Manchester-formed Money were quickly characterized by their varying sonic landscape which permeated the critically acclaimed debut The Shadow of Heaven. Fast forward a little over two years and the departure of bassist Scott Beaman, their core sound appears relatively unchanged. The record is a colourful exploration encompassing many perplexing topics which juxtaposes the bleak title and monochrome artwork in every sense.
In the title track ‘Suicide Song’, Jamie Lee, who’s never been one to shy from difficult topics, ponders the idea of depression and offers the track as a solution to the difficulty of talking about suicidal thoughts: “I know some of us need to turn our minds into one, but that just aint much fun, this is your suicide song.” Frontman Lee’s vocals compete with Charlie Cocksedge’s scintillating guitar and Billy Byron’s drums on eight-minute-long ‘Night Came’ contrasting with Lee softly serenading in the melancholic closing song ‘A Cocaine Christmas and An Alcoholic’s New Year’.
Lee has in the past suggested that pop music is a descendant of hymns and religious imagery has been an intrinsic part of the fabric of Money right from their very beginnings; one of their earliest concerts was in a Salford church. In the past he seemed to oppose God in songs such as ‘The Cruelty of Godness’ but the opener ‘I am the Lord’ illustrates how this relationship has changed. Lee has become God, or at least no longer seems to resent God, as he crows “I am up there in the clouds.”

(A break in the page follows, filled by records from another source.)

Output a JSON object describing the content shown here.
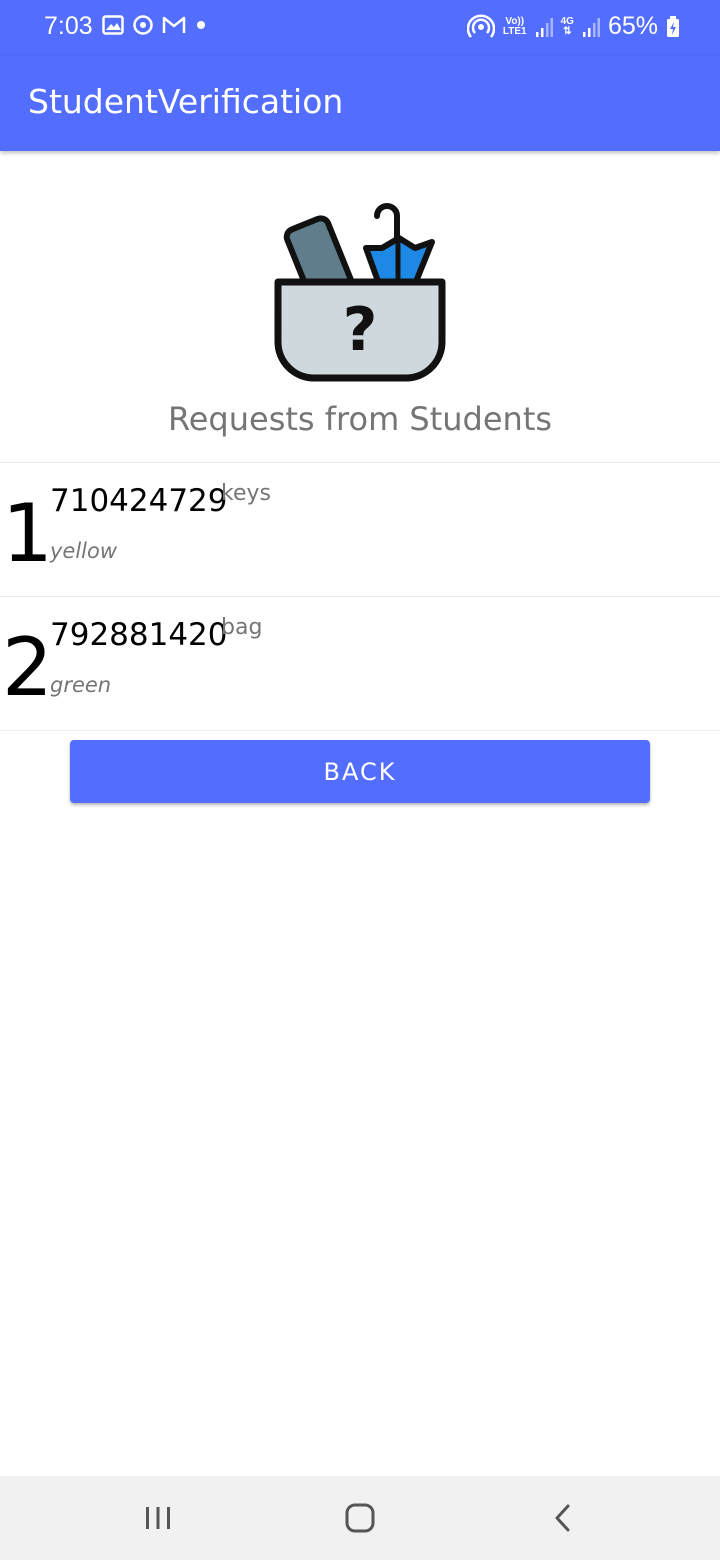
{
  "status_bar": {
    "time": "7:03",
    "left_icons": [
      "gallery-icon",
      "sync-icon",
      "gmail-icon",
      "dot-icon"
    ],
    "right_icons": [
      "hotspot-icon",
      "volte-icon",
      "signal-icon",
      "4g-icon",
      "signal-icon",
      "battery-charging-icon"
    ],
    "volte_label_top": "Vo))",
    "volte_label_bottom": "LTE1",
    "net_label_top": "4G",
    "battery": "65%"
  },
  "app_bar": {
    "title": "StudentVerification"
  },
  "hero": {
    "image": "lost-and-found-box-icon",
    "question_mark": "?"
  },
  "section": {
    "title": "Requests from Students"
  },
  "requests": [
    {
      "index": "1",
      "id": "710424729",
      "item": "keys",
      "color": "yellow"
    },
    {
      "index": "2",
      "id": "792881420",
      "item": "bag",
      "color": "green"
    }
  ],
  "back_button": {
    "label": "BACK"
  },
  "nav_bar": {
    "buttons": [
      "recent-apps-icon",
      "home-icon",
      "back-icon"
    ]
  },
  "colors": {
    "primary": "#536dfe",
    "text_secondary": "#757575",
    "nav_background": "#f1f1f1"
  }
}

The endemic situation of a band failing with their second album and it paling into the shadows of an acclaimed debut is successfully negotiated. The many early comparisons which were drawn with fellow, albeit ill fated, Manchester band Wu Lyf are becoming less relevant as Money forge their own niche which I can only pigeon-hole as somewhere between a slower Joy Division and American singer-songwriter Torres.